However, after interacting with colleagues for eight hours a day, working from home is a massive change which can present new challenges for many of us.
Here are some general tips to help you look after yourself and keep productive during this time.
- Establish a new routine
Creating a daily routine while working at home can help you stay focused, balanced and feel productive.
Set in place one or two things you do each morning to signal you are starting your working day. For example, sit down with a cup of coffee and map out your schedule – identify the tasks to achieve as well as the times you’ll take breaks.
It is also just as important to have an activity that signals the end of the working day as it is easy to let the two blur when working from home.
- Don’t work on the lounge
Trying to work from bed or sitting on the lounge is not conducive to being productive. It also doesn’t signal to the mind or body – it’s time to work.

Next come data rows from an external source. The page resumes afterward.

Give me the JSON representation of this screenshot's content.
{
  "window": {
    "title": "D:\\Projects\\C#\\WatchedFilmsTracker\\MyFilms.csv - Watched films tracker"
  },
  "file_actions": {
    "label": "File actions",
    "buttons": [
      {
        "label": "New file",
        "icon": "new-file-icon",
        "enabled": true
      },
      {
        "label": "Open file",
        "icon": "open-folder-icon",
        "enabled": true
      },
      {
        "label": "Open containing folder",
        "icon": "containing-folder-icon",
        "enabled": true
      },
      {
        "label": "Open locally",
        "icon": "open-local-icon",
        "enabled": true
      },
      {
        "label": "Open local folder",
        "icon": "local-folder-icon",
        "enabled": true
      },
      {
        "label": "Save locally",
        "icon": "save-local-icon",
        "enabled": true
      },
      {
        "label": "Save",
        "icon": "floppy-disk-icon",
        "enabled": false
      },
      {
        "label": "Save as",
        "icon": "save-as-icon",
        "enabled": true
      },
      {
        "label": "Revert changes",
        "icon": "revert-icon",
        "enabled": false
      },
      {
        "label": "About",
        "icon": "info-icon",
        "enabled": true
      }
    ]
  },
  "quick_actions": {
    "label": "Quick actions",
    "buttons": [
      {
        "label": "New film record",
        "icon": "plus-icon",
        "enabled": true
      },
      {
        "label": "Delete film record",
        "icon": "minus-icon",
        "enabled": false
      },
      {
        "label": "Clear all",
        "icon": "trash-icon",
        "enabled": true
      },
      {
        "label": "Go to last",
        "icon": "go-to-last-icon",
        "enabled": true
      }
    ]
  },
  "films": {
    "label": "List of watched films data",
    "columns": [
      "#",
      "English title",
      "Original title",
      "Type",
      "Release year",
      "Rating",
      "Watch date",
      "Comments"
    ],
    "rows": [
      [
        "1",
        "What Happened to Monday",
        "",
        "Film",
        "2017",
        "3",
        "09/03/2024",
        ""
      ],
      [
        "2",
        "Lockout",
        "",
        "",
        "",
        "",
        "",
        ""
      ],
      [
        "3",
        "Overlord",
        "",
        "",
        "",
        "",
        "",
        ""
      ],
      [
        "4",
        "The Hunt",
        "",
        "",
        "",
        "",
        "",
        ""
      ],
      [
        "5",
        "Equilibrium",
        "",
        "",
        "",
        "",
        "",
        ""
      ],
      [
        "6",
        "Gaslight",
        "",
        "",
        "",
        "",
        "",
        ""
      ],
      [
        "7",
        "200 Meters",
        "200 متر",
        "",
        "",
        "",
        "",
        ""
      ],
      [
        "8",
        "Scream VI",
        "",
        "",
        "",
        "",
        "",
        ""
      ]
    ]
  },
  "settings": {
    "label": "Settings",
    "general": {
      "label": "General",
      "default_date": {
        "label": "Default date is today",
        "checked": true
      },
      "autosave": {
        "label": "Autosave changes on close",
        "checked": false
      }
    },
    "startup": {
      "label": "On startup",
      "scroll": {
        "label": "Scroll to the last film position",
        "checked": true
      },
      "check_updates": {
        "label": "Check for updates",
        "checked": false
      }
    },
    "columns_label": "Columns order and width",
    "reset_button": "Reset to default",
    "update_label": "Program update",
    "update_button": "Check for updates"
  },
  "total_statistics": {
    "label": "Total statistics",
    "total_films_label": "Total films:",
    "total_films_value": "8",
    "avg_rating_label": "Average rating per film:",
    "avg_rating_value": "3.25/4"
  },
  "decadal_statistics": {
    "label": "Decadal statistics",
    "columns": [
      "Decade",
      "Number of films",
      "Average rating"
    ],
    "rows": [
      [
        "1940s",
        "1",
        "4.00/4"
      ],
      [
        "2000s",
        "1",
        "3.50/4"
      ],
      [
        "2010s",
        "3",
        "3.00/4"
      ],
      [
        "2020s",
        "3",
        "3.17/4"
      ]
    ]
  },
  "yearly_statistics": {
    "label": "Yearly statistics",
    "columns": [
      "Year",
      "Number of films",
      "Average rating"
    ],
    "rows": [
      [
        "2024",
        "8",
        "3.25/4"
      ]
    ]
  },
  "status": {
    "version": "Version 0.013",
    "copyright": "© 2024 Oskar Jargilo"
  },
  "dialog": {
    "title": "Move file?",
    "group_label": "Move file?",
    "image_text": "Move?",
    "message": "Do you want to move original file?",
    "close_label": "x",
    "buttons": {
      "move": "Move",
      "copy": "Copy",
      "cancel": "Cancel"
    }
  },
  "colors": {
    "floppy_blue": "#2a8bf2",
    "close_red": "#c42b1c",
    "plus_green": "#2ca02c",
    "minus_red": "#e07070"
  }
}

Create a space in your home that’s dedicated to working. Consider one with natural light, enough space to spread out and an area that limits distractions – especially if you are a parent with school age children at home.
It is also important to find a chair and table combination that is comfortable enough to sit at for several hours.
- Connect, connect, connect
One of the most challenging parts to working at home is the isolation. In an office environment we may stop to have a chat on our way to grab a coffee or get something off the printer. It is also easier to seek clarification and build collaboration when we’re working side by side.
When working remotely, it is important to schedule regular team meetings as well as reaching out to create impromptu, short and informal ones.
Having virtual coffee catch ups and lunches is also a great way to maintain camaraderie. While you may feel hesitant to initiate contact, you might just help a colleague or friend who is feeling particularly isolated or anxious.
Aim for at least two conversations with someone else each day.
- Utilise your commuting time
As you won’t be commuting to work, you will have extra time in your day and nothing to motivate you to leave the house.
Build in some physical exercise into your schedule and to get out into the open air. Call a friend for a chat and stroll up and down your driveway while you talk.
This not only introduces physical activity but will help feel connected.
- Be kind
This is a time of great uncertainty and it is going to have an impact on how each and every one of us think and feel about ourselves and our world.
Acknowledging when you feel frightened, frustrated or angry can take some of the power out of these and is queue to take a break and refocus.
It is also helpful to limit the amount of media, social and other wise, that you access. Most importantly and beneficially – be kind to others.
Showing empathy supports others during these trying times shifts negative emotions within yourself into more positive and empowering ones.